Civil rights lawyer and Memphis businessman A. W. Willis Jr. was born in Birmingham, Alabama, on March 16, 1925. Willis received his B.A. from Talladega College in 1950 and a law degree from the University of Wisconsin in 1953. He set a precedent (the first of many) by opening the first integrated law firm in Memphis in the mid-1950s. In 1961, when James Meredith applied for admission to the University of Mississippi, Willis was the attorney of record. He also served as a NAACP lawyer in the early 1960s during the battle to desegregate the Memphis city schools. In 1964 Willis became the first African American elected to the Tennessee General Assembly since the 1880s. Although he ran unsuccessfully for mayor of Memphis in 1967, Willis was instrumental in the election of Harold Ford Sr. to the U.S. Congress in 1974.

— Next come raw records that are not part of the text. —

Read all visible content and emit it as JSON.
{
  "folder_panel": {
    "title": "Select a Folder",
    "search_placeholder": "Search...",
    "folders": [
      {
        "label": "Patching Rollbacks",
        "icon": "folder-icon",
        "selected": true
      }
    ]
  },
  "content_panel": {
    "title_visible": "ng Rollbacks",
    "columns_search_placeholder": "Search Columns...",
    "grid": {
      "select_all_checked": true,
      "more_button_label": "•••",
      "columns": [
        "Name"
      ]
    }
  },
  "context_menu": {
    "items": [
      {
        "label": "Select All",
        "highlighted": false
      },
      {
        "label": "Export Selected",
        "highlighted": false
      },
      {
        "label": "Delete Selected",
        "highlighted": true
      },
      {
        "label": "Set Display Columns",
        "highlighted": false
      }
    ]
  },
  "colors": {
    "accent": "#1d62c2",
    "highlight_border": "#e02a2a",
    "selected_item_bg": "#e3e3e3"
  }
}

Besides his legal work Willis was also concerned with housing issues. He helped found the Mutual Federal Savings and Loan in 1955 and promoted Shelby County’s Homebuyer’s Revolving Loan Fund for low and moderate income first-time buyers. He also worked to secure funding for the Tennessee Housing Development Agency and served on the Shelby County Housing Task Force.
Willis served on numerous city, state, and national committees and commissions including Tennessee’s first Human Rights Commission in 1965 and the National Civil Rights Museum Commission, which was instrumental in bringing that historic site to fruition. The Auction Avenue Bridge in Memphis was renamed the A. W. Willis Bridge in his honor. Willis died in Memphis in 1988.
David M. Tucker, Memphis Since Crump: Bossism, Blacks, and Civic Reform, 1948-1968 (1980)